The net profit increased to $35 billion in 2015, with projections for 2016 at $40 billion. The lion’s share of profits are expected to occur in the US, accounting for 60% of global profits over the past two years. The high profitability has given the industry a period of breathing room, with many using the additional funds to acquire newer generation aircraft, which are more robust, fuel efficient and have higher capacity, as well as develop new customer journeys.

Global aircraft demand

The addition of more modern aircraft is going hand-in-hand with the retirement or conversion of older stock. Overall however, the global stock is expecting to increase from 25,368 aircraft in 2017 to 35,501 aircraft by 2027. The growth rate will start off at 3.8% annually during the first five years, before falling to 3% annually for the remaining five years, with deliveries expected to fall while retirements continue to be high.

The industry is expecting to see around 9,500 planes retired from the global stock to 2027, while around 20,200 deliveries will be taken. The cargo delivery sector will see relatively few new deliveries, while retirements levels see the segment decrease the number of total planes by 140.

Global fleet forecast by aircraft class

The research also noted changes in the makeup of the global fleet in terms of aircraft class. The turboprop and regional jet classes are expecting to see numbers fall by 0.4% and 1.1% CAGR respectively as airliners increasingly focus on narrow- and wide-body jets, whose numbers are set to rise by 4.6% and 5.3% respectively. The number of regional jet and turboprops are expected to see even more significant falls between ’22 and ’27, at -3.5% and -2.8% CAGR respectively.

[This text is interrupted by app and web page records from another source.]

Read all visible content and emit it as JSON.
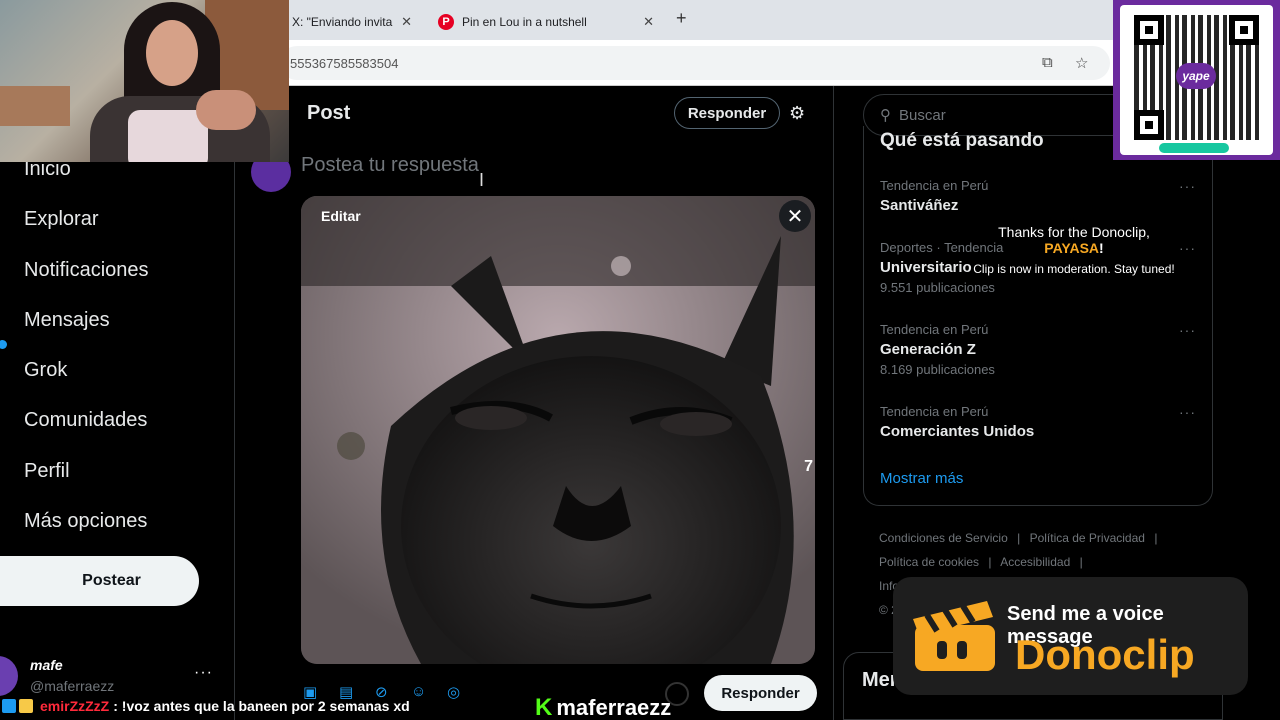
{
  "browser": {
    "tabs": [
      {
        "label": "X: \"Enviando invita",
        "close": "✕"
      },
      {
        "label": "Pin en Lou in a nutshell",
        "close": "✕"
      }
    ],
    "new_tab": "+",
    "url": "555367585583504",
    "pinterest_glyph": "P"
  },
  "leftnav": {
    "items": [
      "Inicio",
      "Explorar",
      "Notificaciones",
      "Mensajes",
      "Grok",
      "Comunidades",
      "Perfil",
      "Más opciones"
    ],
    "post_button": "Postear",
    "account": {
      "name": "mafe",
      "handle": "@maferraezz",
      "more": "···"
    }
  },
  "center": {
    "title": "Post",
    "reply_top": "Responder",
    "placeholder": "Postea tu respuesta",
    "media_edit": "Editar",
    "media_close": "✕",
    "media_side_number": "7",
    "reply_bottom": "Responder"
  },
  "right": {
    "search_placeholder": "Buscar",
    "trends_title": "Qué está pasando",
    "trends": [
      {
        "meta": "Tendencia en Perú",
        "name": "Santiváñez",
        "count": ""
      },
      {
        "meta": "Deportes · Tendencia",
        "name": "Universitario",
        "count": "9.551 publicaciones"
      },
      {
        "meta": "Tendencia en Perú",
        "name": "Generación Z",
        "count": "8.169 publicaciones"
      },
      {
        "meta": "Tendencia en Perú",
        "name": "Comerciantes Unidos",
        "count": ""
      }
    ],
    "show_more": "Mostrar más",
    "footer_links": [
      "Condiciones de Servicio",
      "|",
      "Política de Privacidad",
      "|",
      "Política de cookies",
      "|",
      "Accesibilidad",
      "|",
      "Inform"
    ],
    "footer_year": "© 2",
    "messages_title": "Mensajes"
  },
  "overlay": {
    "qr_logo": "yape",
    "dono_thanks": "Thanks for the Donoclip,",
    "dono_name": "PAYASA",
    "dono_bang": "!",
    "dono_moderation": "Clip is now in moderation. Stay tuned!",
    "dono_send": "Send me a voice message",
    "dono_brand": "Donoclip",
    "chat_user": "emirZzZzZ",
    "chat_sep": ":",
    "chat_message": "!voz antes que la baneen por 2 semanas xd",
    "kick_handle": "maferraezz",
    "kick_k": "K"
  },
  "colors": {
    "accent": "#1d9bf0",
    "donoclip": "#f7a823",
    "yape": "#6b2b9e",
    "kick": "#53fc18"
  }
}
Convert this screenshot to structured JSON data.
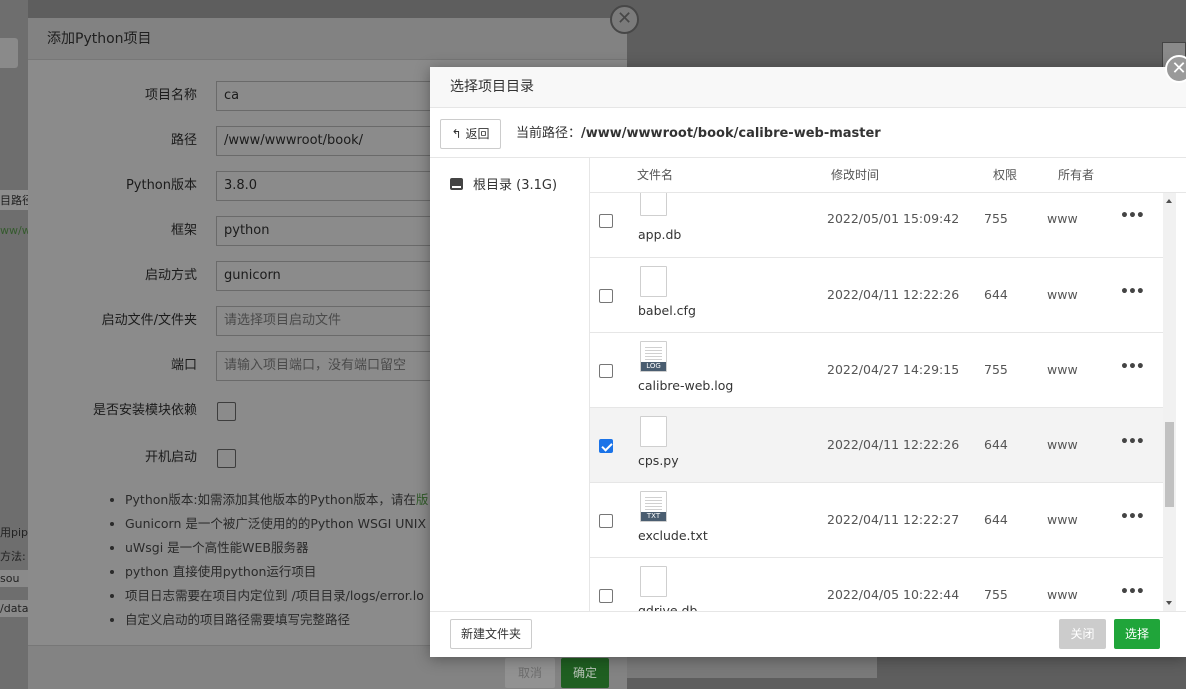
{
  "background": {
    "left_texts": [
      "目路径",
      "ww/w",
      "用pip",
      "方法:",
      "sou",
      "/data"
    ]
  },
  "add_dialog": {
    "title": "添加Python项目",
    "fields": [
      {
        "label": "项目名称",
        "value": "ca",
        "placeholder": ""
      },
      {
        "label": "路径",
        "value": "/www/wwwroot/book/",
        "placeholder": ""
      },
      {
        "label": "Python版本",
        "value": "3.8.0",
        "placeholder": ""
      },
      {
        "label": "框架",
        "value": "python",
        "placeholder": ""
      },
      {
        "label": "启动方式",
        "value": "gunicorn",
        "placeholder": ""
      },
      {
        "label": "启动文件/文件夹",
        "value": "",
        "placeholder": "请选择项目启动文件"
      },
      {
        "label": "端口",
        "value": "",
        "placeholder": "请输入项目端口，没有端口留空"
      }
    ],
    "checks": [
      {
        "label": "是否安装模块依赖",
        "checked": false
      },
      {
        "label": "开机启动",
        "checked": false
      }
    ],
    "tips": [
      {
        "text": "Python版本:如需添加其他版本的Python版本，请在",
        "link": "版"
      },
      {
        "text": "Gunicorn 是一个被广泛使用的的Python WSGI UNIX",
        "link": ""
      },
      {
        "text": "uWsgi 是一个高性能WEB服务器",
        "link": ""
      },
      {
        "text": "python 直接使用python运行项目",
        "link": ""
      },
      {
        "text": "项目日志需要在项目内定位到 /项目目录/logs/error.lo",
        "link": ""
      },
      {
        "text": "自定义启动的项目路径需要填写完整路径",
        "link": ""
      }
    ],
    "cancel_label": "取消",
    "ok_label": "确定"
  },
  "picker": {
    "title": "选择项目目录",
    "back_label": "返回",
    "path_prefix": "当前路径：",
    "path": "/www/wwwroot/book/calibre-web-master",
    "root_label": "根目录 (3.1G)",
    "columns": {
      "name": "文件名",
      "mtime": "修改时间",
      "perm": "权限",
      "owner": "所有者"
    },
    "files": [
      {
        "name": "app.db",
        "mtime": "2022/05/01 15:09:42",
        "perm": "755",
        "owner": "www",
        "icon": "file",
        "checked": false
      },
      {
        "name": "babel.cfg",
        "mtime": "2022/04/11 12:22:26",
        "perm": "644",
        "owner": "www",
        "icon": "file",
        "checked": false
      },
      {
        "name": "calibre-web.log",
        "mtime": "2022/04/27 14:29:15",
        "perm": "755",
        "owner": "www",
        "icon": "LOG",
        "checked": false
      },
      {
        "name": "cps.py",
        "mtime": "2022/04/11 12:22:26",
        "perm": "644",
        "owner": "www",
        "icon": "file",
        "checked": true
      },
      {
        "name": "exclude.txt",
        "mtime": "2022/04/11 12:22:27",
        "perm": "644",
        "owner": "www",
        "icon": "TXT",
        "checked": false
      },
      {
        "name": "gdrive.db",
        "mtime": "2022/04/05 10:22:44",
        "perm": "755",
        "owner": "www",
        "icon": "file",
        "checked": false
      }
    ],
    "more_label": "•••",
    "new_folder_label": "新建文件夹",
    "close_label": "关闭",
    "select_label": "选择"
  },
  "colors": {
    "accent": "#20a53a",
    "checkbox": "#1a73e8"
  }
}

Overall the number of narrow body aircraft is set to grow by 14,300 aircraft to just over 23,100, at CAGR 4.9%, while wide-body class aircraft will grow by 4.0% on average to 7,400 by 2027.

Fleet growth by region

The research notes that the global picture for additions, and retirements, varies considerably between regions. In North America, for instance, while deliveries will be high, at around 4,500 in the years to 2027, the number of retirements (~4,000) means that overall growth is limited to 11%. Western Europe on the other hand is expecting around 3,800 new deliveries, while retirements stand at close to 2,000.

China however is a somewhat different profile. The rapid growth of its economy, and the large population, have created a burgeoning middle class, whose appetite for travel, within and outside the country, is expected to increase demand for air travel in the near future. The region is expecting around 4,400 new deliveries, while expecting less than 500 retirements in the coming decade. Only India score higher in terms of the discrepancy between new deliveries and retirements, at 90%; while only Africa is expecting to see the total number of aircraft in the region fall, by -24%. The influx of new planes is creating additional capacity requirements on support staff and pilots in the region.

Fleet share change by region

The effect of growth the fleet in China, the Asia-Pacific, India and Middle East will see a shift in the global market share of air transport. China sees its total share increase by almost 8%, while North America sees its position slide by just under 7%. Western Europe, Eastern Europe Africa and Latin America too are expected to see declines in market share, although not nearly as steeply.

The authors add, “Net fleet growth by world region will be uneven, resulting in changes in regional size rankings over the period. The major growth engine will be Asia, especially China and India, which will become the largest region, nearly doubling in in-service fleet and related MRO demand. By contrast, North America will experience little absolute growth, although there will be a significant upgrading of the fleet over the period. North America will slip to the third-largest region, behind Asia and Europe.”